(Excerpts from an interface dataset)
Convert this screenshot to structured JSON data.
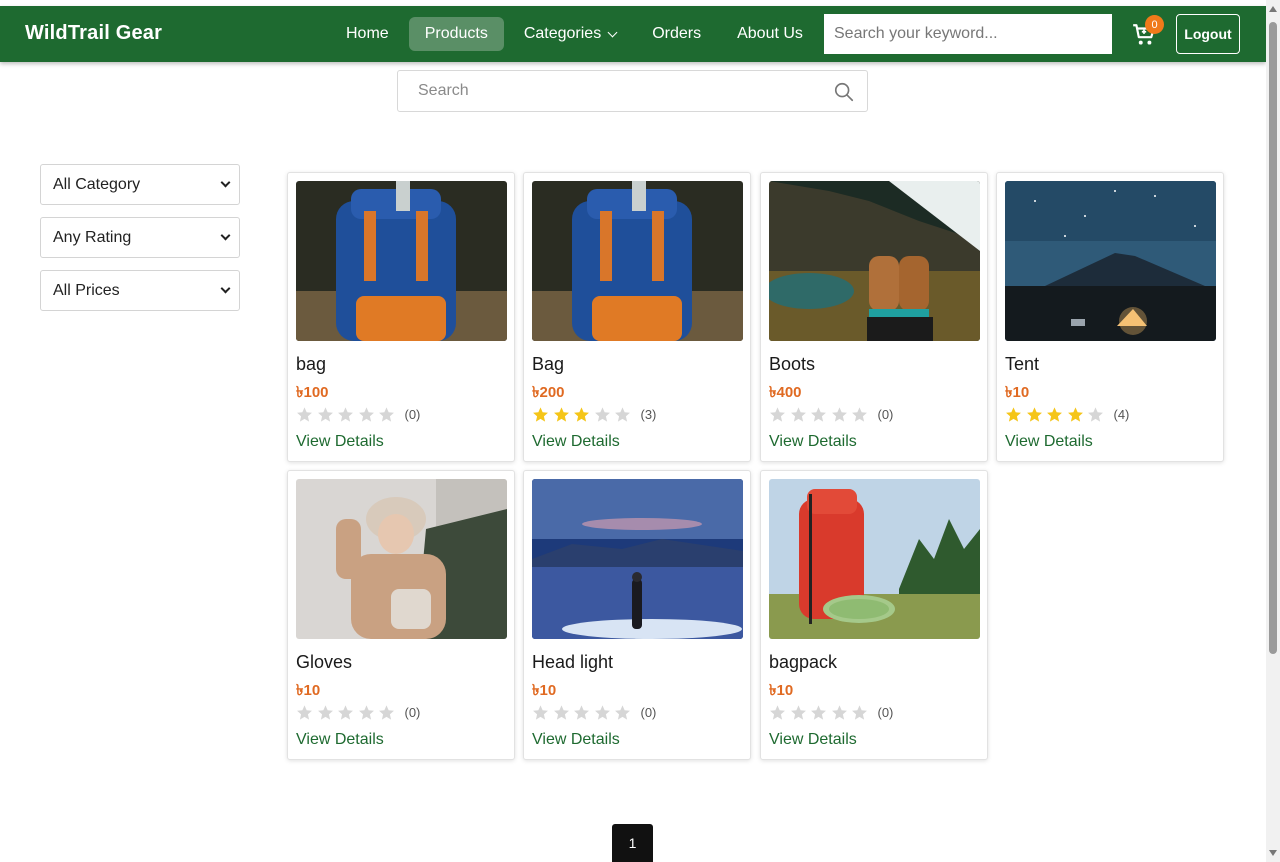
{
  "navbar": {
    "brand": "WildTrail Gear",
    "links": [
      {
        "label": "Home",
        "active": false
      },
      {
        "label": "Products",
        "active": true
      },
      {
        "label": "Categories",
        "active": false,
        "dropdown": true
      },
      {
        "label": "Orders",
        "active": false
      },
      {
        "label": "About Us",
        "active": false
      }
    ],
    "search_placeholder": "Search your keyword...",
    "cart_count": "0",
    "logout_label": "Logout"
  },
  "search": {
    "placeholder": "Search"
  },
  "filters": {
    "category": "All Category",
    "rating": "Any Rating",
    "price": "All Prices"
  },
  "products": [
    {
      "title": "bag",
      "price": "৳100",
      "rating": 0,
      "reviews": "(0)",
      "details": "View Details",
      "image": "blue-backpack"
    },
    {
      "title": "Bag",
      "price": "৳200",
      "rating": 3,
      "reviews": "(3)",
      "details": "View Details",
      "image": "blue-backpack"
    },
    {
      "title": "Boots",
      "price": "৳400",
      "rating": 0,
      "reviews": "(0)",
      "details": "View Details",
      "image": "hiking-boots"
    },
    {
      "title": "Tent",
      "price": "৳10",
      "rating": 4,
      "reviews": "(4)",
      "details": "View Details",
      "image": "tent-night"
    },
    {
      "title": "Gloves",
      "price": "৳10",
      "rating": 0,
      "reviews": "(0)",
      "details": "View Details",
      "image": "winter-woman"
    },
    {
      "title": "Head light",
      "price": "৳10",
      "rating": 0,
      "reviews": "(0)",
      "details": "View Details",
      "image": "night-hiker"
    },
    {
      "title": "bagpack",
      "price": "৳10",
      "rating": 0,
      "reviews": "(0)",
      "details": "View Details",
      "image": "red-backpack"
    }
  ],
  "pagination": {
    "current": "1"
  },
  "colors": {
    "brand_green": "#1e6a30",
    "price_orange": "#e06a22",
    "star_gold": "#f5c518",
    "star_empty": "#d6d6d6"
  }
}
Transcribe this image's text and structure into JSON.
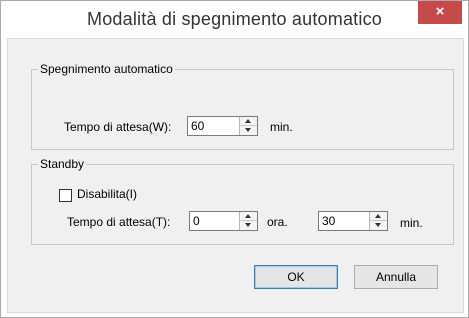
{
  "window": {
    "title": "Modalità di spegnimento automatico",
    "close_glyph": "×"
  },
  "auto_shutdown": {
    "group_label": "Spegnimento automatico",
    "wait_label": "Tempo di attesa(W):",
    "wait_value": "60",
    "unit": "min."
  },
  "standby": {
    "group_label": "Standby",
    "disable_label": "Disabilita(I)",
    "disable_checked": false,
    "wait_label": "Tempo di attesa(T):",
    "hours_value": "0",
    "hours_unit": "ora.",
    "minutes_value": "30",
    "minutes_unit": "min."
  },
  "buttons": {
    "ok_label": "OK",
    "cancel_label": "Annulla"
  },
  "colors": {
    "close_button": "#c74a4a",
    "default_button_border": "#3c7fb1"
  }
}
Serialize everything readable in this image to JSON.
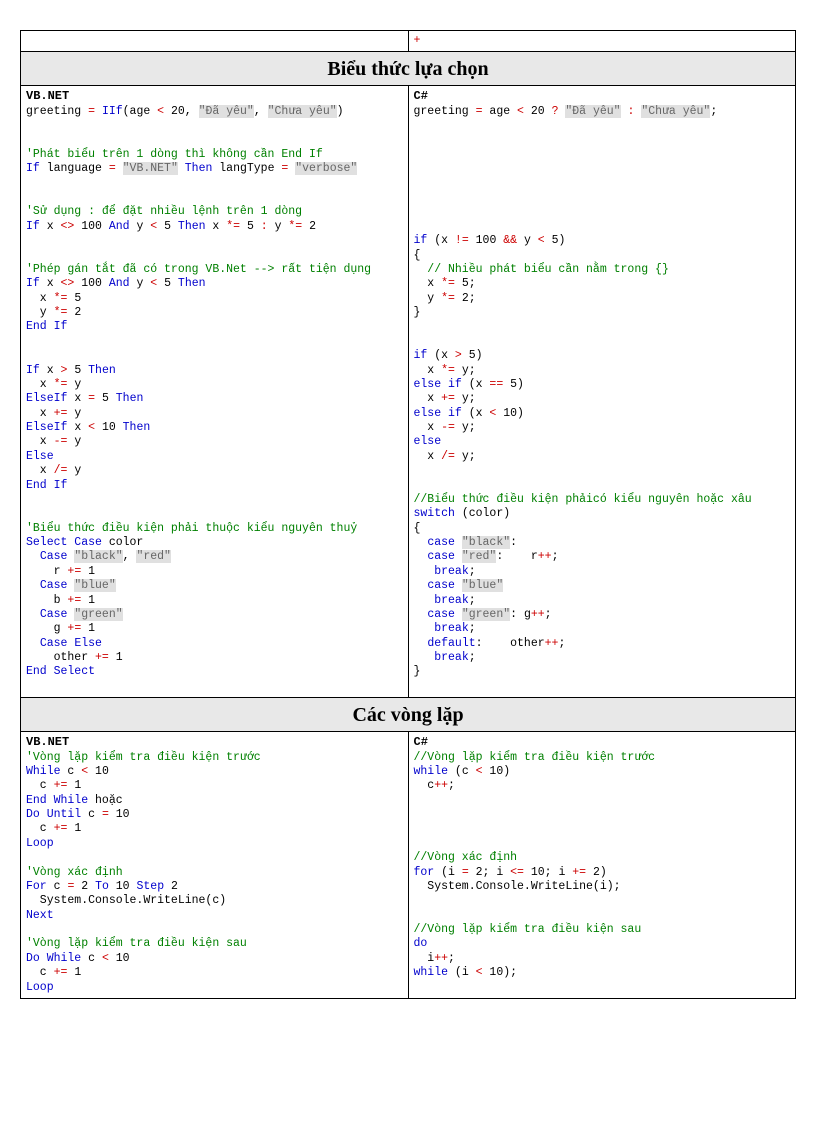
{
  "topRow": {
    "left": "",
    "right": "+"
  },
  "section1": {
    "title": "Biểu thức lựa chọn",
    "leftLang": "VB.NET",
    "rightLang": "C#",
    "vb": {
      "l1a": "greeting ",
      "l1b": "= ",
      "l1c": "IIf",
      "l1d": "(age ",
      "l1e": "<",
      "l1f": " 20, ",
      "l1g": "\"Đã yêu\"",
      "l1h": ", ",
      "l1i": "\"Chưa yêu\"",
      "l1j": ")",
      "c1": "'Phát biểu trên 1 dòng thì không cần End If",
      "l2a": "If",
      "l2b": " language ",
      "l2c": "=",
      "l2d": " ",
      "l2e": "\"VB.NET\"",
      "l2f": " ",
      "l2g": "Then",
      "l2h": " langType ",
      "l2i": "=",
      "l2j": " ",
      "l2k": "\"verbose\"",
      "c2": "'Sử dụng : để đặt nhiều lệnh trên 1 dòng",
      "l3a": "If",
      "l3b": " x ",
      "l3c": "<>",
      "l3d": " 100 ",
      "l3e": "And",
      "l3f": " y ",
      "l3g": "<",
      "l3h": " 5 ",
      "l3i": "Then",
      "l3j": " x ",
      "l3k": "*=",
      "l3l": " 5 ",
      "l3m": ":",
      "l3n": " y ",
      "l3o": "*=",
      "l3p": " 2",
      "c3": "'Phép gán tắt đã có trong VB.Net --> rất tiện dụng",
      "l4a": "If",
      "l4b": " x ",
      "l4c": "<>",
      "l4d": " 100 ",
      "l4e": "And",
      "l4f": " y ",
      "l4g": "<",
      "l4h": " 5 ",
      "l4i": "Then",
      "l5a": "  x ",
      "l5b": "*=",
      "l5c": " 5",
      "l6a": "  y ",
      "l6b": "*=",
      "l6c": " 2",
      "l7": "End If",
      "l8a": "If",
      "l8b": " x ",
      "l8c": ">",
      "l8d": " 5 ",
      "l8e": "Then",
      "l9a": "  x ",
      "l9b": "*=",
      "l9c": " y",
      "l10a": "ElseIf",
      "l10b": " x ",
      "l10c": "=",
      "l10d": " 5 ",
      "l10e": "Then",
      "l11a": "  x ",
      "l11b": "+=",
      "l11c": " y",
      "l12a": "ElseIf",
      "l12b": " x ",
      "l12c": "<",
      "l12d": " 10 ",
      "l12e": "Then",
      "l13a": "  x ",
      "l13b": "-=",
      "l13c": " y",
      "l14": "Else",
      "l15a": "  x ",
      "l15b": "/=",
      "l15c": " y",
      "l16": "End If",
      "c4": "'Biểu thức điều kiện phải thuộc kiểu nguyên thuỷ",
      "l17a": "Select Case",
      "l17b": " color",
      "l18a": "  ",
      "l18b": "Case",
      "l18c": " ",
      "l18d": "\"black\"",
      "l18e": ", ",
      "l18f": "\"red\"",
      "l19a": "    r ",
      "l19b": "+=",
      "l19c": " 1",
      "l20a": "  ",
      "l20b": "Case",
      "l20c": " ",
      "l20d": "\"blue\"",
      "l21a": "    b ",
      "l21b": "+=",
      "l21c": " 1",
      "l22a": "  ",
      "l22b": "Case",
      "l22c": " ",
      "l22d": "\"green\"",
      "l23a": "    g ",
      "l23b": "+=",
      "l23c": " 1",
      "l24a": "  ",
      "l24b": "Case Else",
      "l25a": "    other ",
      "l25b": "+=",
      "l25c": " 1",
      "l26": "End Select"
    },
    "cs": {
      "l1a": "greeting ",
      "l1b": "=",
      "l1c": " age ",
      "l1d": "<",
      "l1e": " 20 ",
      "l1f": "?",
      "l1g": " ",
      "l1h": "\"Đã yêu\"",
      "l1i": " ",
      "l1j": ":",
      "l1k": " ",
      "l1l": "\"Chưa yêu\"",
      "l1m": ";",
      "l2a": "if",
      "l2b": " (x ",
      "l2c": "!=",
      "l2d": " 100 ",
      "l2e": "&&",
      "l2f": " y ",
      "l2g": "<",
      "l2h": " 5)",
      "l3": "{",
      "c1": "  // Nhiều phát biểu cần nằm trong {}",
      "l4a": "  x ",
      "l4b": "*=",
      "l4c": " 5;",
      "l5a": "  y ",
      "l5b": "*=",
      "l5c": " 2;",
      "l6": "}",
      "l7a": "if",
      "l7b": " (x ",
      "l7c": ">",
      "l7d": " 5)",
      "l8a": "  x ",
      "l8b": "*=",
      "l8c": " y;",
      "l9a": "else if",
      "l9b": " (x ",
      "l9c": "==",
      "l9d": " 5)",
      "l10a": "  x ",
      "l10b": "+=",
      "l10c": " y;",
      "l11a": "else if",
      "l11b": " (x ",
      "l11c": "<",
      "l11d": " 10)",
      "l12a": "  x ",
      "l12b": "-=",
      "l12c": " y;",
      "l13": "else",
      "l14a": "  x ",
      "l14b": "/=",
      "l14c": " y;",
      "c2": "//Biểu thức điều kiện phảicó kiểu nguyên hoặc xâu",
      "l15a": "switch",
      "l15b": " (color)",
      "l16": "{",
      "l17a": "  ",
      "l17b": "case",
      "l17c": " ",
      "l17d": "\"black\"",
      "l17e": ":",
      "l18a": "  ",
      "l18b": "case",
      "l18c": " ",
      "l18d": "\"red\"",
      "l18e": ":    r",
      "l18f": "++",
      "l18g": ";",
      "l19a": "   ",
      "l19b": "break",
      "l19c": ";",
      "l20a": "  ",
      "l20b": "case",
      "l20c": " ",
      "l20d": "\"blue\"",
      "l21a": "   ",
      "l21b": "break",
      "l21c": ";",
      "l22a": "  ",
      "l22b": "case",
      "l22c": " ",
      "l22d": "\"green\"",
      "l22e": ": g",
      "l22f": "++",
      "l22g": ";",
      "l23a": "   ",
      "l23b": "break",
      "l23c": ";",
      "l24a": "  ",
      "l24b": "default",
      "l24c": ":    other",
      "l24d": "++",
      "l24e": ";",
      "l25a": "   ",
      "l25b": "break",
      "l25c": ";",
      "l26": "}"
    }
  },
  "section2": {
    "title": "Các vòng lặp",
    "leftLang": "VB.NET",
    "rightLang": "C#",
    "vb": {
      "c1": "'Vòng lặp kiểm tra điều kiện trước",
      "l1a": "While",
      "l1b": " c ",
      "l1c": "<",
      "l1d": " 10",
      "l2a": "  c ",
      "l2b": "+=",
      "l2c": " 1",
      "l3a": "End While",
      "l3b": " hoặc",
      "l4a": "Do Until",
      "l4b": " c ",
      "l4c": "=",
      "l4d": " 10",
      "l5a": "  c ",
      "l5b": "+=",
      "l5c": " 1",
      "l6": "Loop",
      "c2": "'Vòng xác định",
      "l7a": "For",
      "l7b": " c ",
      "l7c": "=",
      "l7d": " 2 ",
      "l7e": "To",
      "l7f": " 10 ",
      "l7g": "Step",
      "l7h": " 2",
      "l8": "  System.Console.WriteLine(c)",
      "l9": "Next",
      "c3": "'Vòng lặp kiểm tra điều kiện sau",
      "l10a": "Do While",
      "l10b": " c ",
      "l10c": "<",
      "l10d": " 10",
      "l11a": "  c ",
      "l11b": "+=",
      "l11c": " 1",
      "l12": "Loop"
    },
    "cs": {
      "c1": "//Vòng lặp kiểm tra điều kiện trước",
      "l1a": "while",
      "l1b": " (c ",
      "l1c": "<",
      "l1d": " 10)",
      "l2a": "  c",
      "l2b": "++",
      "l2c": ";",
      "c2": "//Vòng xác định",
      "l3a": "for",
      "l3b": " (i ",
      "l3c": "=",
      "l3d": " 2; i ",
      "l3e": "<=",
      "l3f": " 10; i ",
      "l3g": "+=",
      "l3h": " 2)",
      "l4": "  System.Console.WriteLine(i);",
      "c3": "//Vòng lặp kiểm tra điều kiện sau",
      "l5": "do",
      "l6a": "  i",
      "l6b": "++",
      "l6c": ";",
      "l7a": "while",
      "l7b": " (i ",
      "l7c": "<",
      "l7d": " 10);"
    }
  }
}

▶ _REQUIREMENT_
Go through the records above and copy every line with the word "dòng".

▶ _THE ANSWER_
      "c1": "'Phát biểu trên 1 dòng thì không cần End If",
      "c2": "'Sử dụng : để đặt nhiều lệnh trên 1 dòng",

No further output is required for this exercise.